Myopia, commonly called shortsightedness, is a condition in which light is focused in front of the retina due to the eyes becoming larger, resulting in blurred vision. Shortsighted people can often see reasonably clearly at short distances, but will not be able to see distant objects clearly.
There is currently no cure for myopia, but spectacles, contact lenses and refractive surgery can all provide good distance vision for people with myopia.
Shortsighted people have difficulty in seeing distant objects clearly. They find it hard to read road signs and scoreboards and to play ball games. Recognizing people in the distance may be a problem for many shortsighted people. Often a person will not realize that they cannot see clearly but an eye examination by an optometrist will reveal the problem.
A complete eye test is the only sure way of determining whether your child’s vision is normal. Some clues to myopia in a child are:
- screwing up eyes to see distant objects;
- difficulty reading the blackboard at school;
- poor posture while reading; and
- lack of interest in playing outdoor games.
Research shows the modern lifestyle plays a role! Kids who spend more time on close work (such as reading, i-pads, computer games) and less time outside are more likely to become myopic. Genetics also plays a role – kids with one short sighted parent are 30% more likely to become myopic, this jumps to 60% if both parents are shortsighted.
Luckily, research is showing there are strategies to slow or prevent the progression of myopia. What is the risk of my child’s Myopia increasing?
Despite ongoing research, a cure for myopia has not yet been found. Properly prescribed spectacles or contact lenses will enable a person with myopia to see clearly. Laser surgery to reshape the front surface of the eye can also help some people with myopia. Your optometrist can advise you about the latest developments and whether they would be suitable for you.
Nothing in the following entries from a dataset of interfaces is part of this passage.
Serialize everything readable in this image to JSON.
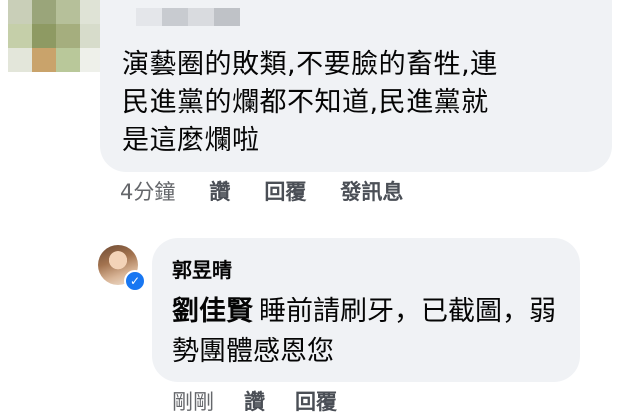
{
  "top_comment": {
    "text": "演藝圈的敗類,不要臉的畜牲,連\n民進黨的爛都不知道,民進黨就\n是這麼爛啦",
    "timestamp": "4分鐘",
    "actions": [
      "讚",
      "回覆",
      "發訊息"
    ]
  },
  "reply": {
    "author": "郭昱晴",
    "mention": "劉佳賢",
    "text": "睡前請刷牙，已截圖，弱勢團體感恩您",
    "timestamp": "剛剛",
    "actions": [
      "讚",
      "回覆"
    ],
    "verified": true
  },
  "colors": {
    "bubble_bg": "#f0f2f5",
    "action_text": "#4b4f56",
    "verified_badge": "#1877f2"
  }
}
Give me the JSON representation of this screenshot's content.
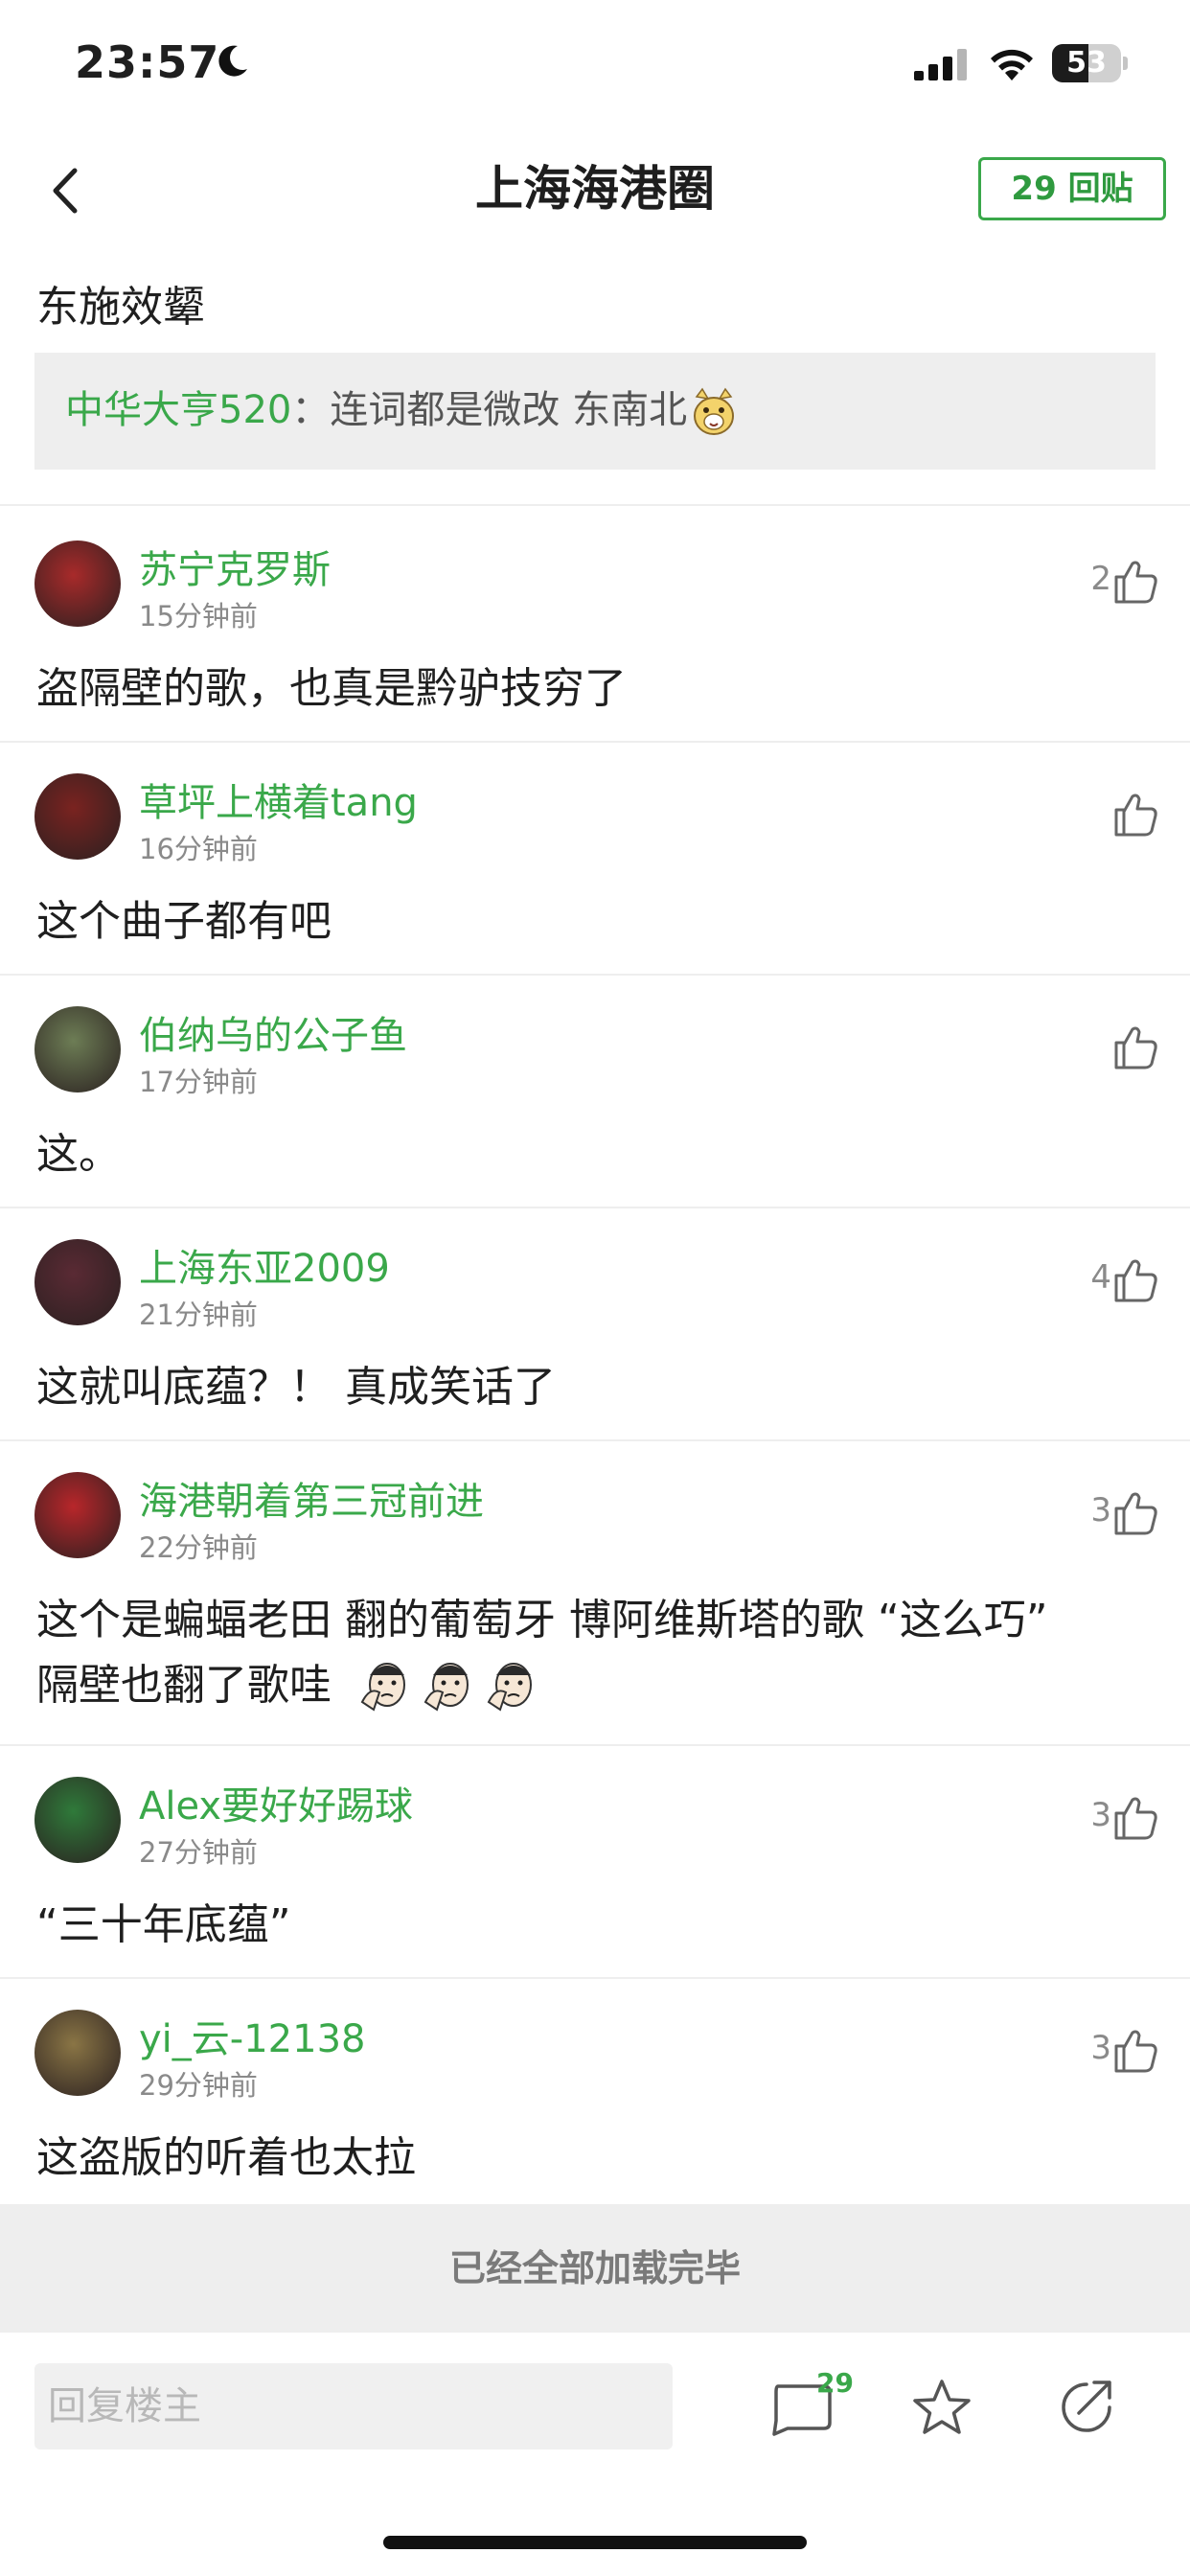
{
  "status_bar": {
    "time": "23:57",
    "battery": "53",
    "battery_level": 0.53
  },
  "nav": {
    "title": "上海海港圈",
    "reply_count_label": "29 回贴"
  },
  "op": {
    "content": "东施效颦",
    "quote": {
      "author": "中华大亨520",
      "separator": "：",
      "text": "连词都是微改 东南北"
    }
  },
  "comments": [
    {
      "user": "苏宁克罗斯",
      "time": "15分钟前",
      "likes": "2",
      "text": [
        "盗隔壁的歌，也真是黔驴技穷了"
      ],
      "avatar_color": "#a82a2a"
    },
    {
      "user": "草坪上横着tang",
      "time": "16分钟前",
      "likes": "",
      "text": [
        "这个曲子都有吧"
      ],
      "avatar_color": "#7a2320"
    },
    {
      "user": "伯纳乌的公子鱼",
      "time": "17分钟前",
      "likes": "",
      "text": [
        "这。"
      ],
      "avatar_color": "#6d7d55"
    },
    {
      "user": "上海东亚2009",
      "time": "21分钟前",
      "likes": "4",
      "text": [
        "这就叫底蕴？！ 真成笑话了"
      ],
      "avatar_color": "#5a2a34"
    },
    {
      "user": "海港朝着第三冠前进",
      "time": "22分钟前",
      "likes": "3",
      "text": [
        "这个是蝙蝠老田 翻的葡萄牙 博阿维斯塔的歌 “这么巧”",
        "隔壁也翻了歌哇"
      ],
      "avatar_color": "#b8262a"
    },
    {
      "user": "Alex要好好踢球",
      "time": "27分钟前",
      "likes": "3",
      "text": [
        "“三十年底蕴”"
      ],
      "avatar_color": "#2f7a3a"
    },
    {
      "user": "yi_云-12138",
      "time": "29分钟前",
      "likes": "3",
      "text": [
        "这盗版的听着也太拉"
      ],
      "avatar_color": "#8a7545"
    }
  ],
  "footer": {
    "all_loaded": "已经全部加载完毕",
    "reply_placeholder": "回复楼主",
    "comment_badge": "29"
  },
  "colors": {
    "accent_green": "#3aa84a",
    "gray_text": "#8a8a8a",
    "panel_bg": "#eeeeee"
  }
}
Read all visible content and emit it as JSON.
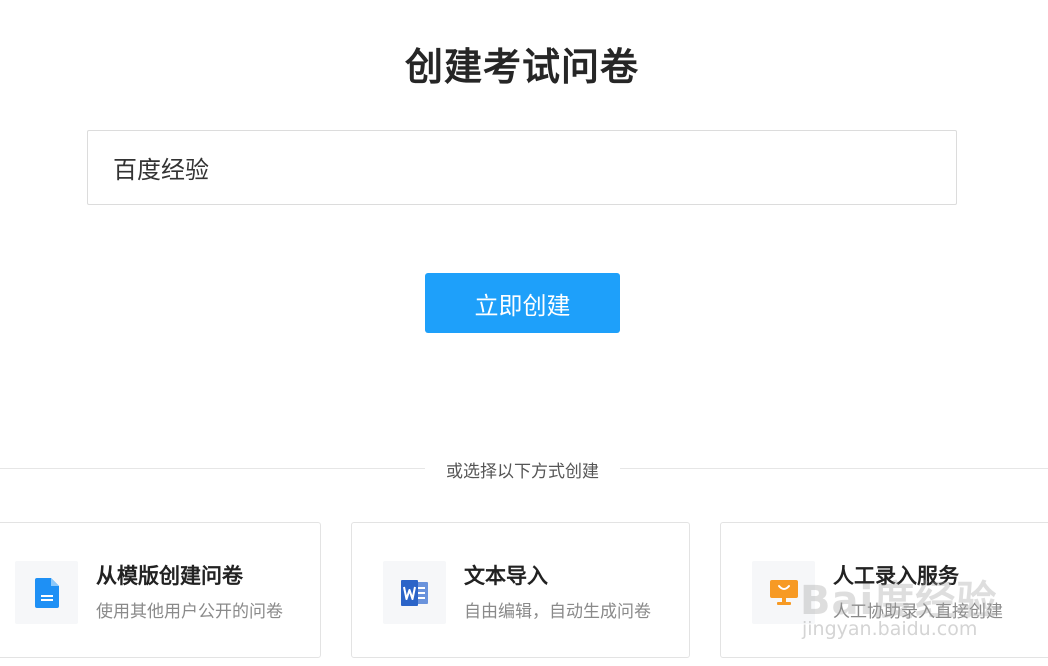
{
  "page": {
    "title": "创建考试问卷"
  },
  "form": {
    "name_value": "百度经验",
    "create_button_label": "立即创建"
  },
  "divider": {
    "label": "或选择以下方式创建"
  },
  "cards": [
    {
      "title": "从模版创建问卷",
      "description": "使用其他用户公开的问卷",
      "icon": "document-icon",
      "icon_color": "#1e90f5"
    },
    {
      "title": "文本导入",
      "description": "自由编辑，自动生成问卷",
      "icon": "word-icon",
      "icon_color": "#2b64c8"
    },
    {
      "title": "人工录入服务",
      "description": "人工协助录入直接创建",
      "icon": "service-icon",
      "icon_color": "#f79a24"
    }
  ],
  "watermark": {
    "logo_text": "Bai度经验",
    "url_text": "jingyan.baidu.com"
  },
  "colors": {
    "primary": "#1ea0fa",
    "border": "#dcdcdc",
    "muted_text": "#8a8a8a"
  }
}
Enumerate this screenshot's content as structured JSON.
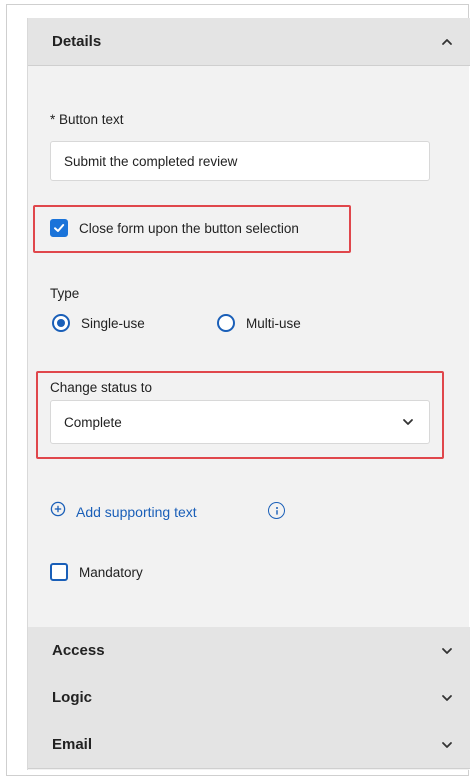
{
  "sections": {
    "details": {
      "title": "Details",
      "expanded": true,
      "chevron_icon": "chevron-up-icon"
    },
    "access": {
      "title": "Access",
      "expanded": false,
      "chevron_icon": "chevron-down-icon"
    },
    "logic": {
      "title": "Logic",
      "expanded": false,
      "chevron_icon": "chevron-down-icon"
    },
    "email": {
      "title": "Email",
      "expanded": false,
      "chevron_icon": "chevron-down-icon"
    }
  },
  "button_text": {
    "label": "* Button text",
    "value": "Submit the completed review"
  },
  "close_form": {
    "label": "Close form upon the button selection",
    "checked": true
  },
  "type": {
    "label": "Type",
    "options": [
      {
        "label": "Single-use",
        "selected": true
      },
      {
        "label": "Multi-use",
        "selected": false
      }
    ]
  },
  "change_status": {
    "label": "Change status to",
    "selected": "Complete"
  },
  "supporting_text": {
    "label": "Add supporting text",
    "icon": "plus-circle-icon",
    "info_icon": "info-icon"
  },
  "mandatory": {
    "label": "Mandatory",
    "checked": false
  },
  "colors": {
    "accent": "#1a73d9",
    "link": "#1a5fb8",
    "highlight": "#e0474c",
    "panel_bg": "#f2f2f2",
    "header_bg": "#e4e4e4"
  }
}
Children can start becoming myopic from as young as five or six years of age. Conventional spectacle lenses and contact lenses do not have any effect on the progression of Myopia however, there is now good evidence to indicate that myopia progression can be slowed and reduced significantly by the use of specialized spectacle and contact lens designs as well as the use of certain pharmaceutical drops. (See our page on Myopia Control for more information)
It is a very common condition.
Myopia is becoming more common in children, with the prevalence among Australian 12 year olds doubling in 6 years. About 20-25 per cent of the Australian population is shortsighted. In some Asian countries it is as high as 80-90 percent. Usually myopia begins to develop in childhood and may progress over the following years. Unfortunately, myopic changes are permanent (the eye can’t shrink!) and in turn can increase the life-time risk of sight-threatening conditions such as glaucoma, retinal detachment, cataracts and myopic macular degeneration.